Document Type : Original Article


1 Cancer Immunology Group, Shiraz Institute for Cancer Research, School of Medicine

2 Department of Immunology, School of Medicine

3 Department of Pathology, School of Medicine, Shiraz University of Medical Sciences, Shiraz, Iran

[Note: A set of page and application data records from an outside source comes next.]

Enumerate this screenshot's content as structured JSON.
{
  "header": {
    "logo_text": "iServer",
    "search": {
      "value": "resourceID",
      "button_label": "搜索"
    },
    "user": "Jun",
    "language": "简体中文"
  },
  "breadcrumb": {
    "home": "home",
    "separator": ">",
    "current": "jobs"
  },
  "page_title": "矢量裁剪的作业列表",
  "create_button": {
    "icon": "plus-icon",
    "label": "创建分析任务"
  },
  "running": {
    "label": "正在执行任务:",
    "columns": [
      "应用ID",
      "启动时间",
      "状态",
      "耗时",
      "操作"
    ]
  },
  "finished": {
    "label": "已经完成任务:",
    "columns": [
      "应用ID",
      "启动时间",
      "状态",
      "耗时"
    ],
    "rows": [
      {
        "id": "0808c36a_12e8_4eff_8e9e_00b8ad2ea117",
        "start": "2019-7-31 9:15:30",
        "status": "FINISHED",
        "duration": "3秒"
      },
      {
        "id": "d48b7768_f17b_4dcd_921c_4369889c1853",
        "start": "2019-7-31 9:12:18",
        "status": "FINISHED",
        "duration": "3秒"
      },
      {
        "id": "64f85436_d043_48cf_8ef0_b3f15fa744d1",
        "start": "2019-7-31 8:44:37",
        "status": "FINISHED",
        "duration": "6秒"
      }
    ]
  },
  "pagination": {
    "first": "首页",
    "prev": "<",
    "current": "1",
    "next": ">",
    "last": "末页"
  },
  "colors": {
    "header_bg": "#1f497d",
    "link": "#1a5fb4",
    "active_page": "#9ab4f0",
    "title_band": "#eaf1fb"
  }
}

Background: CD8+ cytotoxic T lymphocytes have been recently divided based on their cytokine expression profile.
Objective: To evaluate the percentages of CD8+ lymphocytes and their effector subsets including Tc1, Tc2 and Tc17 in the tumor draining lymph nodes (TDLNs) of patients with breast cancer.
Methods: Single cell suspensions were obtained from TDLNs of 42 patients with breast cancer. Staining of the cell surface markers and intracellular cytokines was performed using appropriate fluorochrome-conjugated antibodies. The data was acquired on a four-color flow cytometer and was analyzed by CellQuestPro software package. The percentages of different CD8+ cell subtypes (Tc1, Tc2 and Tc17) were quantified in CD8+ T lymphocytes. The comparison was made between LN+ versus LN- patients, as well as patients in different clinico-pathological status.
Results: The percentage of Tc1, Tc2 and Tc17 subsets were not significantly different between LN+ and LN- patients. Despite no difference in the percentages of Tc1 cells in LN+ patients with infiltrative ductal carcinoma (IDC), the mean expression of IFN-γ by Tc1 cells decreased significantly in comparison to LN- patients. On the other hand, the percentages of Tc2 and Tc17 effector subsets were increased in advanced stages (p=0.018 and p=0.009, respectively).
Conclusion: As the first study to investigate various effector subtypes of CD8+ lymphocytes in TDLNs of patients with breast cancer, our data collectively suggests a positive association between IL-17- and IL-4-producing CD8+ T cell percentages (Tc2 and Tc17) in TDLNs with breast cancer progression. Although the number of Tc1 cells seems not to be affected by cancer progression, down-regulation of IFN-γ by these cells seems to be associated with tumor metastasis to TDLNs. These findings may have implications in cancer immunotherapy based on CD8+ effector subsets.